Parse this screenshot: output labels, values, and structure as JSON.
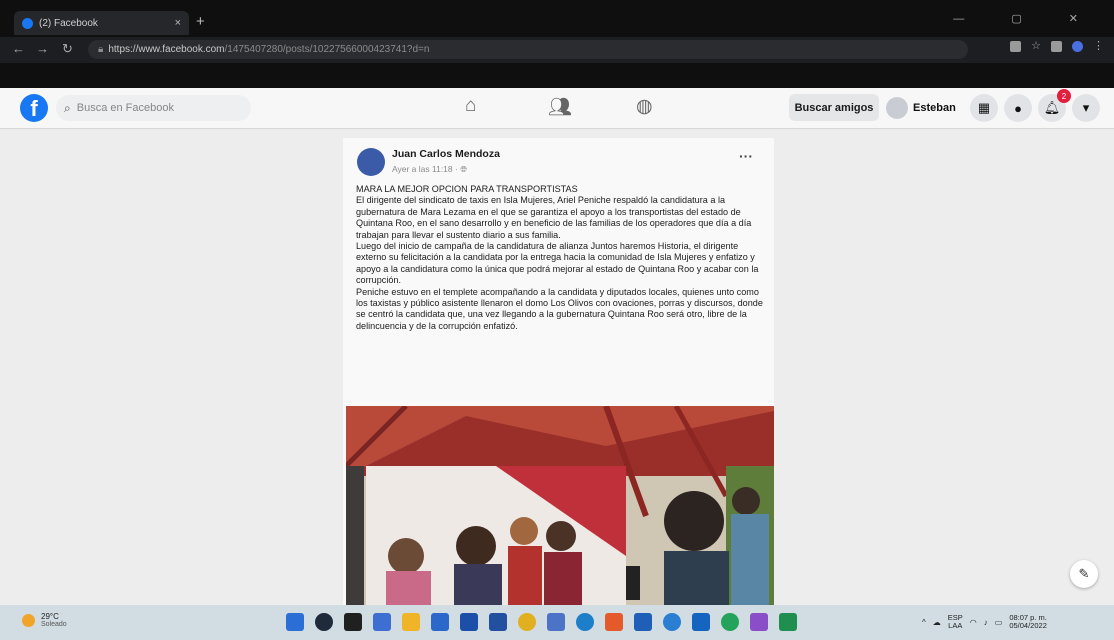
{
  "browser": {
    "tab_title": "(2) Facebook",
    "tab_close": "×",
    "new_tab": "+",
    "url_host": "https://www.facebook.com",
    "url_path": "/1475407280/posts/10227566000423741?d=n",
    "window_controls": "— ▢ ✕"
  },
  "facebook": {
    "logo": "f",
    "search_placeholder": "Busca en Facebook",
    "find_friends": "Buscar amigos",
    "user_name": "Esteban",
    "notification_count": "2"
  },
  "post": {
    "author": "Juan Carlos Mendoza",
    "timestamp": "Ayer a las 11:18 · ",
    "more": "···",
    "paragraphs": [
      "MARA LA MEJOR OPCION PARA TRANSPORTISTAS",
      "El dirigente del sindicato de taxis en Isla Mujeres, Ariel Peniche respaldó la candidatura a la gubernatura de Mara Lezama en el que se garantiza el apoyo a los transportistas del estado de Quintana Roo, en el sano desarrollo y en beneficio de las familias de los operadores que día a día trabajan para llevar el sustento diario a sus familia.",
      "Luego del inicio de campaña de la candidatura de alianza Juntos haremos Historia, el dirigente externo su felicitación a la candidata por la entrega hacia la comunidad de Isla Mujeres y enfatizo y apoyo a la candidatura como la única que podrá mejorar al estado de Quintana Roo y acabar con la corrupción.",
      "Peniche estuvo en el templete acompañando a la candidata y diputados locales, quienes unto como los taxistas y público asistente llenaron el domo Los Olivos con ovaciones, porras y discursos, donde se centró la candidata que, una vez llegando a la gubernatura Quintana Roo será otro, libre de la delincuencia y de la corrupción enfatizó."
    ]
  },
  "taskbar": {
    "temperature": "29°C",
    "weather_desc": "Soleado",
    "lang_top": "ESP",
    "lang_bottom": "LAA",
    "time": "08:07 p. m.",
    "date": "05/04/2022"
  },
  "colors": {
    "fb_blue": "#1877f2",
    "notification_red": "#e41e3f"
  }
}
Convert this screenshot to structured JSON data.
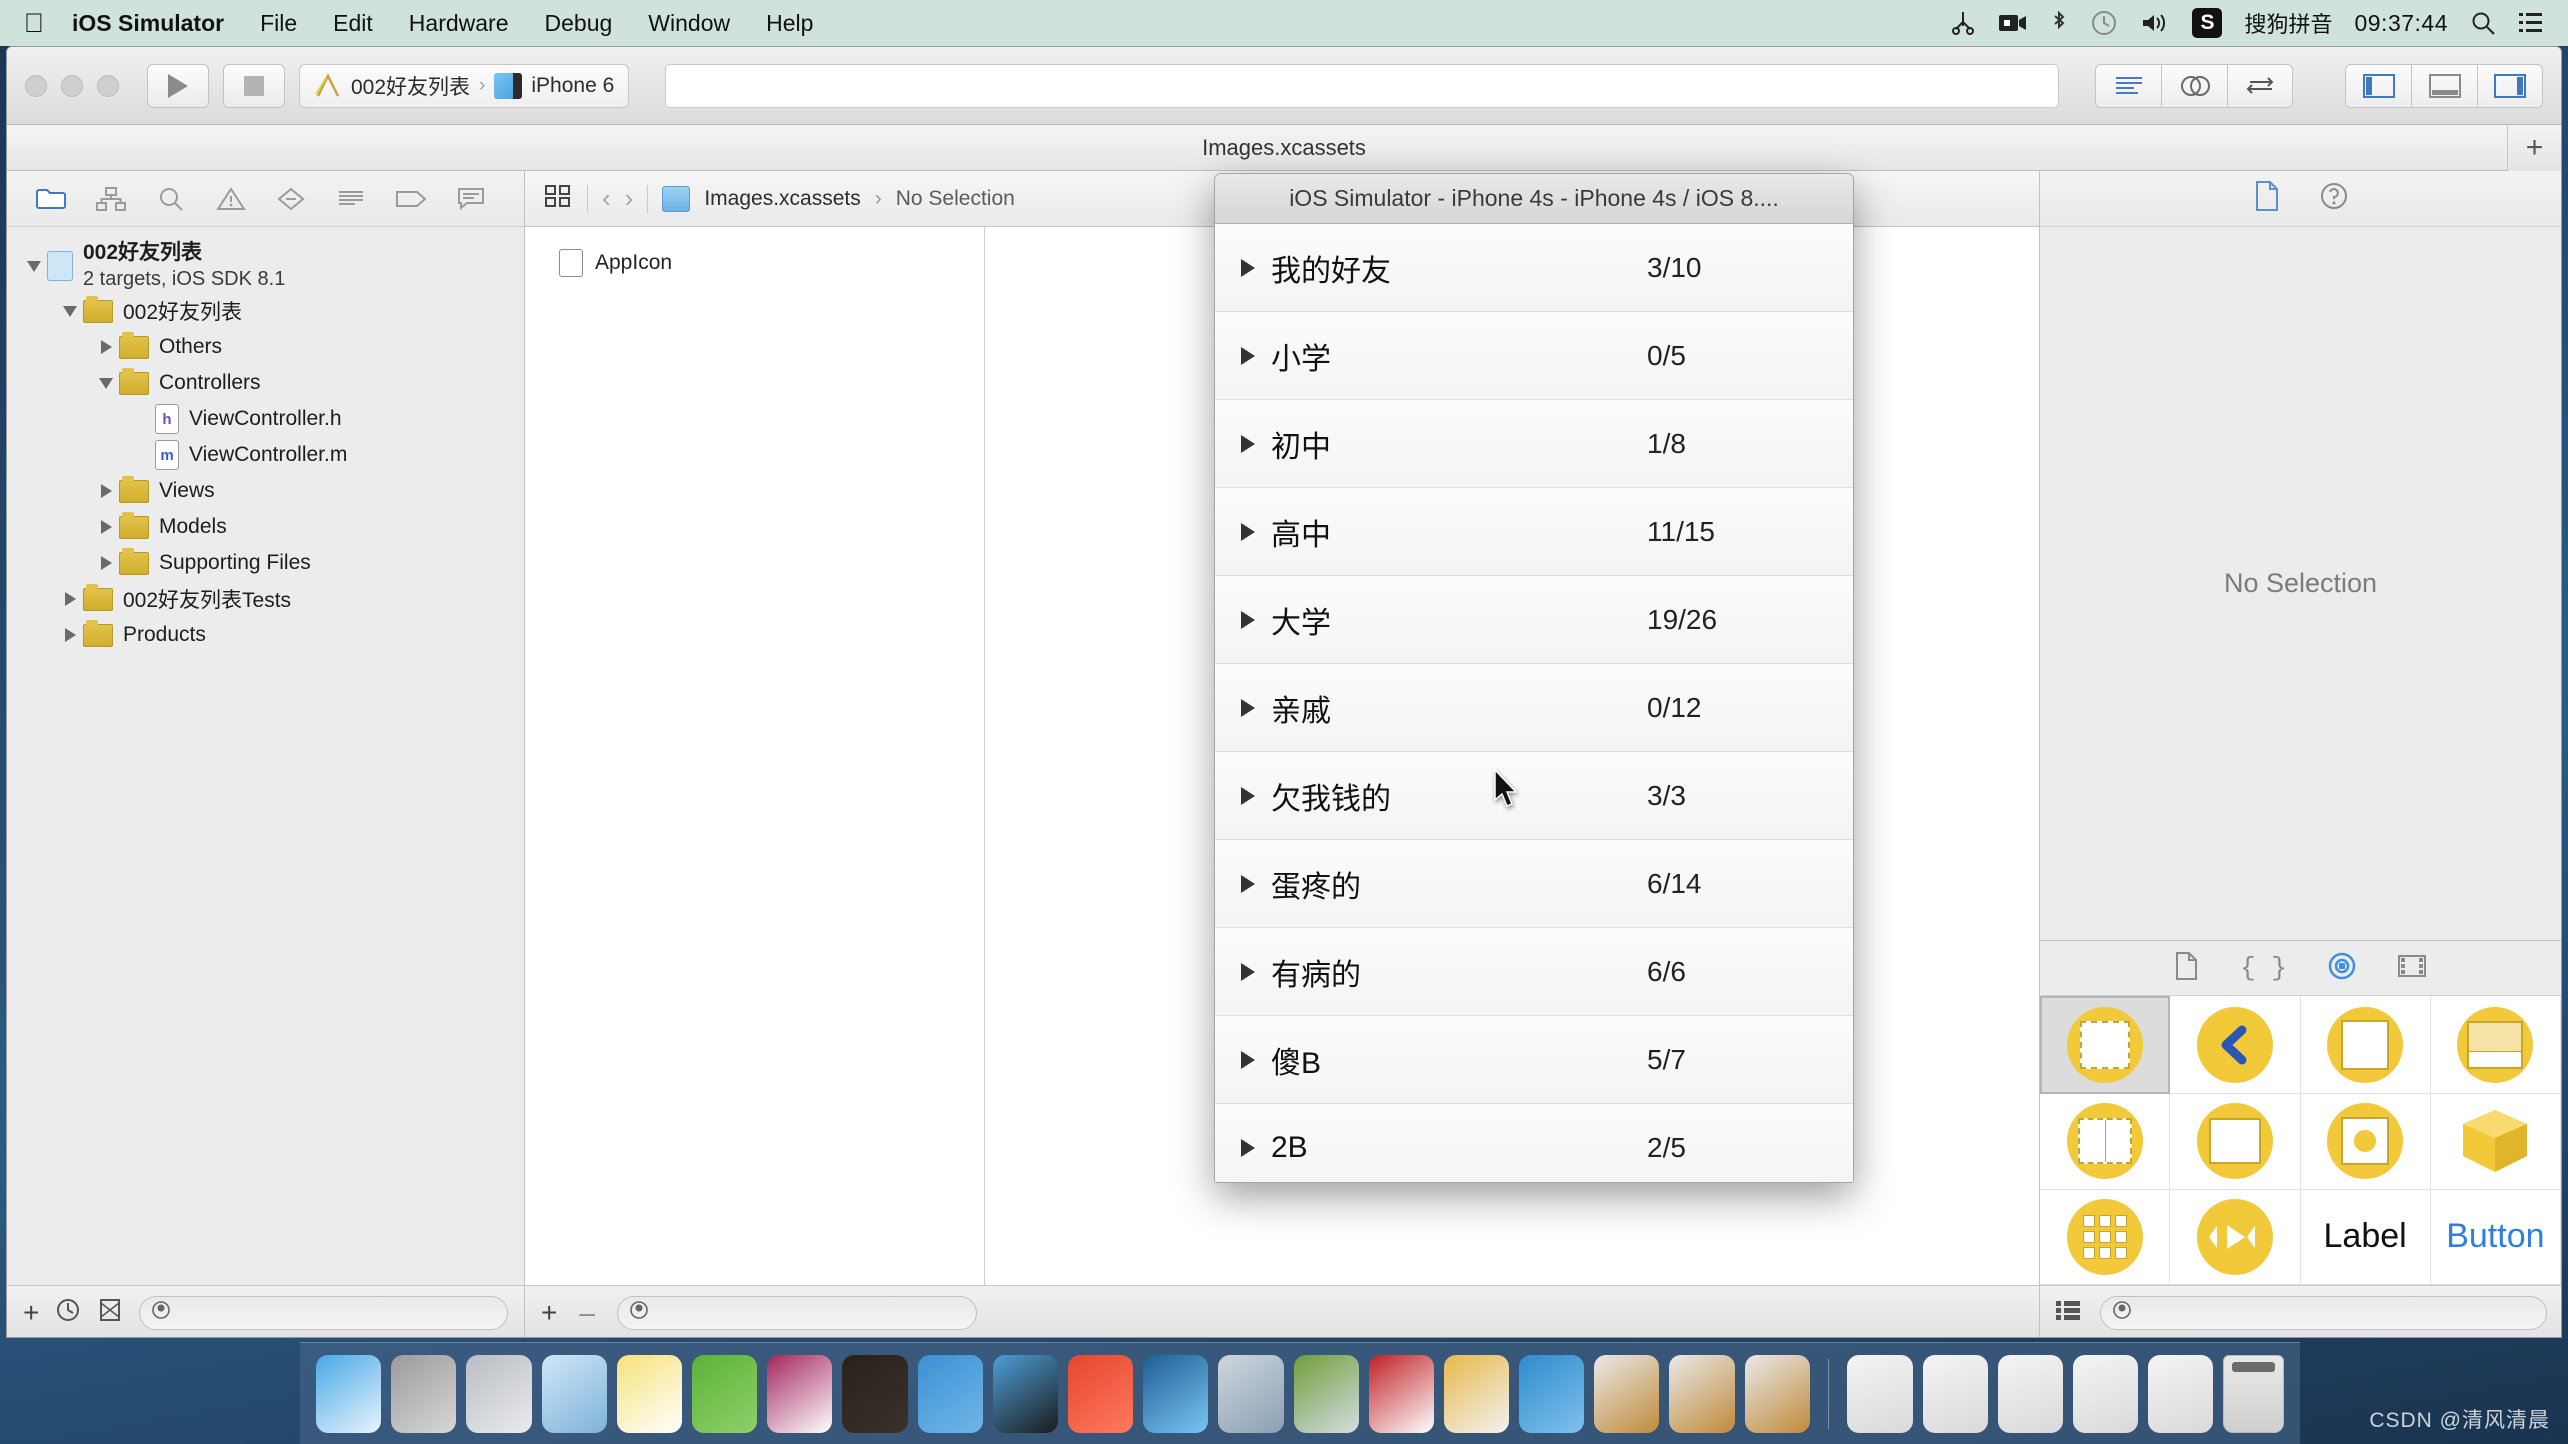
{
  "menubar": {
    "apple_glyph": "&#63743;",
    "app_name": "iOS Simulator",
    "items": [
      "File",
      "Edit",
      "Hardware",
      "Debug",
      "Window",
      "Help"
    ],
    "status_icons": [
      "cut-icon",
      "screen-record-icon",
      "bluetooth-icon",
      "time-machine-icon",
      "volume-icon"
    ],
    "ime_badge": "S",
    "ime_name": "搜狗拼音",
    "time": "09:37:44",
    "search_icon": "search-icon",
    "notification_icon": "notification-center-icon"
  },
  "xcode": {
    "toolbar": {
      "run_button": "run-button",
      "stop_button": "stop-button",
      "scheme_name": "002好友列表",
      "scheme_separator": "›",
      "destination": "iPhone 6",
      "search_placeholder": "",
      "editor_modes": [
        "standard-editor",
        "assistant-editor",
        "version-editor"
      ],
      "panel_toggles": [
        "navigator-toggle",
        "debug-area-toggle",
        "utilities-toggle"
      ]
    },
    "tabbar": {
      "title": "Images.xcassets",
      "add_tab": "+"
    },
    "navigator": {
      "tool_icons": [
        "project-navigator-icon",
        "symbol-navigator-icon",
        "find-navigator-icon",
        "issue-navigator-icon",
        "test-navigator-icon",
        "debug-navigator-icon",
        "breakpoint-navigator-icon",
        "report-navigator-icon"
      ],
      "tree": [
        {
          "label": "002好友列表",
          "sub": "2 targets, iOS SDK 8.1",
          "type": "project",
          "depth": 0,
          "twisty": "down"
        },
        {
          "label": "002好友列表",
          "type": "folder",
          "depth": 1,
          "twisty": "down"
        },
        {
          "label": "Others",
          "type": "folder",
          "depth": 2,
          "twisty": "right"
        },
        {
          "label": "Controllers",
          "type": "folder",
          "depth": 2,
          "twisty": "down"
        },
        {
          "label": "ViewController.h",
          "type": "file-h",
          "depth": 3,
          "twisty": "none"
        },
        {
          "label": "ViewController.m",
          "type": "file-m",
          "depth": 3,
          "twisty": "none"
        },
        {
          "label": "Views",
          "type": "folder",
          "depth": 2,
          "twisty": "right"
        },
        {
          "label": "Models",
          "type": "folder",
          "depth": 2,
          "twisty": "right"
        },
        {
          "label": "Supporting Files",
          "type": "folder",
          "depth": 2,
          "twisty": "right"
        },
        {
          "label": "002好友列表Tests",
          "type": "folder",
          "depth": 1,
          "twisty": "right"
        },
        {
          "label": "Products",
          "type": "folder",
          "depth": 1,
          "twisty": "right"
        }
      ],
      "bottom_bar": {
        "add": "+",
        "icons": [
          "recent-icon",
          "source-control-icon"
        ],
        "filter_placeholder": ""
      }
    },
    "editor": {
      "jumpbar": {
        "related_items_icon": "related-items-icon",
        "back_icon": "back-chevron-icon",
        "forward_icon": "forward-chevron-icon",
        "crumb_file": "Images.xcassets",
        "crumb_separator": "›",
        "crumb_selection": "No Selection"
      },
      "assets": [
        {
          "name": "AppIcon",
          "icon": "appicon-thumb"
        }
      ],
      "bottom_bar": {
        "add": "+",
        "remove": "–",
        "filter_placeholder": ""
      }
    },
    "utilities": {
      "inspector_tabs": [
        "file-inspector-icon",
        "quick-help-icon"
      ],
      "inspector_empty": "No Selection",
      "library_tabs": [
        "file-template-library-icon",
        "code-snippet-library-icon",
        "object-library-icon",
        "media-library-icon"
      ],
      "library_items": [
        {
          "name": "view-object",
          "label": "",
          "selected": true
        },
        {
          "name": "back-button-object",
          "label": ""
        },
        {
          "name": "table-view-object",
          "label": ""
        },
        {
          "name": "table-view-cell-object",
          "label": ""
        },
        {
          "name": "split-view-object",
          "label": ""
        },
        {
          "name": "scroll-view-object",
          "label": ""
        },
        {
          "name": "image-view-object",
          "label": ""
        },
        {
          "name": "object-cube",
          "label": ""
        },
        {
          "name": "collection-view-object",
          "label": ""
        },
        {
          "name": "media-player-object",
          "label": ""
        },
        {
          "name": "label-object",
          "label": "Label"
        },
        {
          "name": "button-object",
          "label": "Button"
        }
      ],
      "library_bottom": {
        "layout_icon": "list-layout-icon",
        "filter_placeholder": ""
      }
    }
  },
  "simulator": {
    "window_title": "iOS Simulator - iPhone 4s - iPhone 4s / iOS 8....",
    "rows": [
      {
        "name": "我的好友",
        "count": "3/10"
      },
      {
        "name": "小学",
        "count": "0/5"
      },
      {
        "name": "初中",
        "count": "1/8"
      },
      {
        "name": "高中",
        "count": "11/15"
      },
      {
        "name": "大学",
        "count": "19/26"
      },
      {
        "name": "亲戚",
        "count": "0/12"
      },
      {
        "name": "欠我钱的",
        "count": "3/3"
      },
      {
        "name": "蛋疼的",
        "count": "6/14"
      },
      {
        "name": "有病的",
        "count": "6/6"
      },
      {
        "name": "傻B",
        "count": "5/7"
      },
      {
        "name": "2B",
        "count": "2/5"
      }
    ]
  },
  "dock": {
    "apps": [
      {
        "name": "finder-icon",
        "color1": "#49a8e8",
        "color2": "#e8f4fc"
      },
      {
        "name": "system-preferences-icon",
        "color1": "#9b9b9b",
        "color2": "#d7d7d7"
      },
      {
        "name": "launchpad-icon",
        "color1": "#b9bcc2",
        "color2": "#e9ebee"
      },
      {
        "name": "safari-icon",
        "color1": "#cfe6f7",
        "color2": "#7fb3da"
      },
      {
        "name": "notes-icon",
        "color1": "#f6e27a",
        "color2": "#ffffff"
      },
      {
        "name": "excel-icon",
        "color1": "#5cb238",
        "color2": "#8ed06a"
      },
      {
        "name": "onenote-icon",
        "color1": "#a3265e",
        "color2": "#ffffff"
      },
      {
        "name": "terminal-icon",
        "color1": "#2a211c",
        "color2": "#3b312a"
      },
      {
        "name": "xcode-icon",
        "color1": "#3d90d4",
        "color2": "#6fb6e8"
      },
      {
        "name": "ios-simulator-icon",
        "color1": "#4e9ed8",
        "color2": "#1b1b1b"
      },
      {
        "name": "parallels-icon",
        "color1": "#e5452f",
        "color2": "#ff7a5c"
      },
      {
        "name": "snagit-icon",
        "color1": "#1e5d96",
        "color2": "#79c6f2"
      },
      {
        "name": "camtasia-icon",
        "color1": "#cfd6dd",
        "color2": "#8aa0b4"
      },
      {
        "name": "fifo-icon",
        "color1": "#6f9e3a",
        "color2": "#d5dde3"
      },
      {
        "name": "filezilla-icon",
        "color1": "#bf2024",
        "color2": "#ffffff"
      },
      {
        "name": "graphics-app-icon",
        "color1": "#e8b84a",
        "color2": "#f2f2f2"
      },
      {
        "name": "wps-icon",
        "color1": "#2f8ccb",
        "color2": "#7ec0ee"
      },
      {
        "name": "xcode-alt-icon",
        "color1": "#e9e9e9",
        "color2": "#c08a3a"
      },
      {
        "name": "xcode-beta-icon",
        "color1": "#e9e9e9",
        "color2": "#c08a3a"
      },
      {
        "name": "xcode-beta2-icon",
        "color1": "#e9e9e9",
        "color2": "#c08a3a"
      }
    ],
    "recents": [
      {
        "name": "recent-window-safari"
      },
      {
        "name": "recent-window-xcode-1"
      },
      {
        "name": "recent-window-xcode-2"
      },
      {
        "name": "recent-window-xcode-3"
      },
      {
        "name": "recent-window-display"
      }
    ],
    "trash": "trash-icon"
  },
  "watermark": "CSDN @清风清晨"
}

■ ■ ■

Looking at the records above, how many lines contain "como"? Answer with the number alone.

2